The audience responded well to the Chopin with some already applauding even when the last note was still being played. Tiu then treated the audience with an encore of a piano transcription of Le Cygne by Camille Saint-Saëns. He was later mobbed by adoring fans at the lobby during the intermission.

Pianist Albert Tiu

The Brahms started out nicely with the ascending and descending tunes of the introduction accompanied by the steady beat of the timpani setting the mood for this heavyweight work. The solo parts were remarkable especially the oboist during the second movement. I wish that I could say the same for the sweet yet haunting violin solo but as I’ve noticed earlier, the horn was too loud again for me to appreciate this wonderful tune. But the horn finally delivered at the fourth movement during the famous horn call. The flute that immediately followed echoing this call was up to the task and he also played his part well.

It seemed like it was all coming together as the final movement comes to a triumphant end but somehow it didn’t turn out as well as I would’ve expected. A flute noticeably stuttered, a horn had a very cautious entry, and in a strange turn, during the second brass chorale that usually sends a shiver down my spine, the brass section was somehow underwhelming. This was the part where the hair at the back of my neck was supposed to rise but it didn’t. I’m not sure if the orchestra ran out of gas at the end. It’s not like they crashed and burned and had it all wrong in the end but it was more like it didn’t end right. The applause at the end which should’ve been the loudest was a bit restrained compared to the audience’s enthusiastic response to the Chopin piece.

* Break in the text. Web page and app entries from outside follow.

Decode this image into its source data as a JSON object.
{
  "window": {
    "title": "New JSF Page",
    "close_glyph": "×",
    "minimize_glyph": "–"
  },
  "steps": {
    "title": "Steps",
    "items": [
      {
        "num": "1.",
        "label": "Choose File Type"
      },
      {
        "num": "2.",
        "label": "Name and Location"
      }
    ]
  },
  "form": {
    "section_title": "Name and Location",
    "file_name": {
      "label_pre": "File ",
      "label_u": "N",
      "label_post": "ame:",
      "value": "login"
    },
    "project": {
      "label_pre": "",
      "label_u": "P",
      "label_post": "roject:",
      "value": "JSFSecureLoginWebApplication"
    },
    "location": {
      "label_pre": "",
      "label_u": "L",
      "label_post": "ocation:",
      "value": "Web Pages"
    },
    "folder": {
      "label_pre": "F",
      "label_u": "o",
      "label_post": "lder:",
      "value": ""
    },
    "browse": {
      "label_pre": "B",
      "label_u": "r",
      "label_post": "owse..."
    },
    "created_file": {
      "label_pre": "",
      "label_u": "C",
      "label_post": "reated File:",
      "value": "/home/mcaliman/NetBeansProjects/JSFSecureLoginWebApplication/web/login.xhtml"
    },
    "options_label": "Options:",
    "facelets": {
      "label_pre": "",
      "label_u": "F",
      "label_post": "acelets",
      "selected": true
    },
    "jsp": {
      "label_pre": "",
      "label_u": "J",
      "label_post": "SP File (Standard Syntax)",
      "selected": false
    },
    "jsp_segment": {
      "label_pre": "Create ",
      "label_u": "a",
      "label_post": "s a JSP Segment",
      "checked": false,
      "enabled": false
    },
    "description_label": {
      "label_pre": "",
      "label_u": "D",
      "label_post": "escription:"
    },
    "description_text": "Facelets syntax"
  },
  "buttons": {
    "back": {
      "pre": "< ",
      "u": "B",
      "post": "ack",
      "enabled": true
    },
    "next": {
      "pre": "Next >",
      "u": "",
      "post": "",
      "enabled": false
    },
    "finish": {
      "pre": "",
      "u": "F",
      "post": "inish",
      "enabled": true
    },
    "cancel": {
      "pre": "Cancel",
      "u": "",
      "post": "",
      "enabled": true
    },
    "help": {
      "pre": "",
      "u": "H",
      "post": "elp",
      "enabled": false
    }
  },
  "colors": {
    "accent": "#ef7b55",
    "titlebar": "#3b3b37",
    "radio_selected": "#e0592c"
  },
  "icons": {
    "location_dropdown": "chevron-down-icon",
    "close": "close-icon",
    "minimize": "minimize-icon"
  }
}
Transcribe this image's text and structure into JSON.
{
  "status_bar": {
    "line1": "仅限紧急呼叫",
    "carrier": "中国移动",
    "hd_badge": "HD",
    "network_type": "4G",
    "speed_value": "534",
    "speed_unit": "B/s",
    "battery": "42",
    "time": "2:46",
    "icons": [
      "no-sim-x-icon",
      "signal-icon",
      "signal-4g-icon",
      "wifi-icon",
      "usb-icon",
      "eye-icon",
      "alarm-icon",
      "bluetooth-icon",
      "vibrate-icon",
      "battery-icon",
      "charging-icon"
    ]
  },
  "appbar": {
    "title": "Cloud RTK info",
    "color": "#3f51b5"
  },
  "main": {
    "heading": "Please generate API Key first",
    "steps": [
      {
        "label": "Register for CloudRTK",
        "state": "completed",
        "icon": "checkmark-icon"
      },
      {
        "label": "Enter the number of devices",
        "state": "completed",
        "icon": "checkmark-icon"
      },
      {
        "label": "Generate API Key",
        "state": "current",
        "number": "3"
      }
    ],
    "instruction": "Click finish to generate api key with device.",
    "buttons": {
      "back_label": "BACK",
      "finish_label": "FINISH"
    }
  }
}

Overall, it was a satisfying performance by the orchestra. The Chopin alone was worth it. I still feel a bit overwhelmed by the brass section but it made me think if adding a few members to the string section would’ve improved their sound production. Speaking of the strings section, during the orchestral tutti at the beginning of the Chopin piece, a member from the 2nd violin section stood up and left the stage. He came back after the first movement and exchanged instruments with the Associate Concertmaster. I think that the Associate broke a string or something and had to have it fixed. Fortunately, the one who left returned during the pause between the first two movements and everything went well during the rest of the performance.